(Dataset rows for apps and sites)
----------------------------------------
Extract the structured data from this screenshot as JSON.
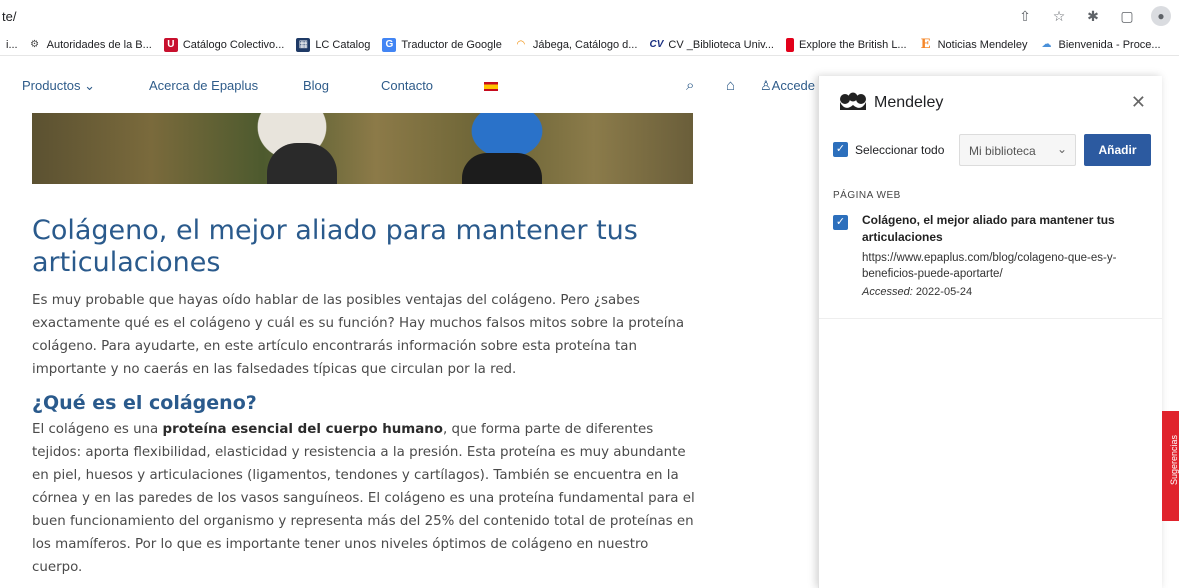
{
  "browser": {
    "url": "te/",
    "bookmarks": [
      {
        "label": "Autoridades de la B...",
        "icon": "bne-icon",
        "color": "#444"
      },
      {
        "label": "Catálogo Colectivo...",
        "icon": "ccpb-icon",
        "color": "#c8102e"
      },
      {
        "label": "LC Catalog",
        "icon": "lc-icon",
        "color": "#1f3a66"
      },
      {
        "label": "Traductor de Google",
        "icon": "google-translate-icon",
        "color": "#4285f4"
      },
      {
        "label": "Jábega, Catálogo d...",
        "icon": "jabega-icon",
        "color": "#f08a00"
      },
      {
        "label": "CV _Biblioteca Univ...",
        "icon": "cv-icon",
        "color": "#1a2f80"
      },
      {
        "label": "Explore the British L...",
        "icon": "british-library-icon",
        "color": "#e2001a"
      },
      {
        "label": "Noticias Mendeley",
        "icon": "elsevier-icon",
        "color": "#f5872a"
      },
      {
        "label": "Bienvenida - Proce...",
        "icon": "cloud-icon",
        "color": "#4a90d9"
      }
    ]
  },
  "nav": {
    "productos": "Productos",
    "acerca": "Acerca de Epaplus",
    "blog": "Blog",
    "contacto": "Contacto",
    "acceder": "Accede"
  },
  "article": {
    "title": "Colágeno, el mejor aliado para mantener tus articulaciones",
    "intro": "Es muy probable que hayas oído hablar de las posibles ventajas del colágeno. Pero ¿sabes exactamente qué es el colágeno y cuál es su función? Hay muchos falsos mitos sobre la proteína colágeno. Para ayudarte, en este artículo encontrarás información sobre esta proteína tan importante y no caerás en las falsedades típicas que circulan por la red.",
    "subtitle": "¿Qué es el colágeno?",
    "body_pre": "El colágeno es una ",
    "body_bold": "proteína esencial del cuerpo humano",
    "body_post": ", que forma parte de diferentes tejidos: aporta flexibilidad, elasticidad y resistencia a la presión. Esta proteína es muy abundante en piel, huesos y articulaciones (ligamentos, tendones y cartílagos). También se encuentra en la córnea y en las paredes de los vasos sanguíneos. El colágeno es una proteína fundamental para el buen funcionamiento del organismo y representa más del 25% del contenido total de proteínas en los mamíferos. Por lo que es importante tener unos niveles óptimos de colágeno en nuestro cuerpo."
  },
  "mendeley": {
    "title": "Mendeley",
    "select_all": "Seleccionar todo",
    "library": "Mi biblioteca",
    "add": "Añadir",
    "section": "PÁGINA WEB",
    "item_title": "Colágeno, el mejor aliado para mantener tus articulaciones",
    "item_url": "https://www.epaplus.com/blog/colageno-que-es-y-beneficios-puede-aportarte/",
    "accessed_label": "Accessed:",
    "accessed_date": "2022-05-24"
  },
  "sugerencias": "Sugerencias",
  "colors": {
    "accent": "#2a5a8c",
    "mendeley_blue": "#2c5aa0",
    "sug_red": "#e0232c"
  }
}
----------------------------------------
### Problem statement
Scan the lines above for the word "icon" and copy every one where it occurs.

### Result of the exercise
        "icon": "bne-icon",
        "icon": "ccpb-icon",
        "icon": "lc-icon",
        "icon": "google-translate-icon",
        "icon": "jabega-icon",
        "icon": "cv-icon",
        "icon": "british-library-icon",
        "icon": "elsevier-icon",
        "icon": "cloud-icon",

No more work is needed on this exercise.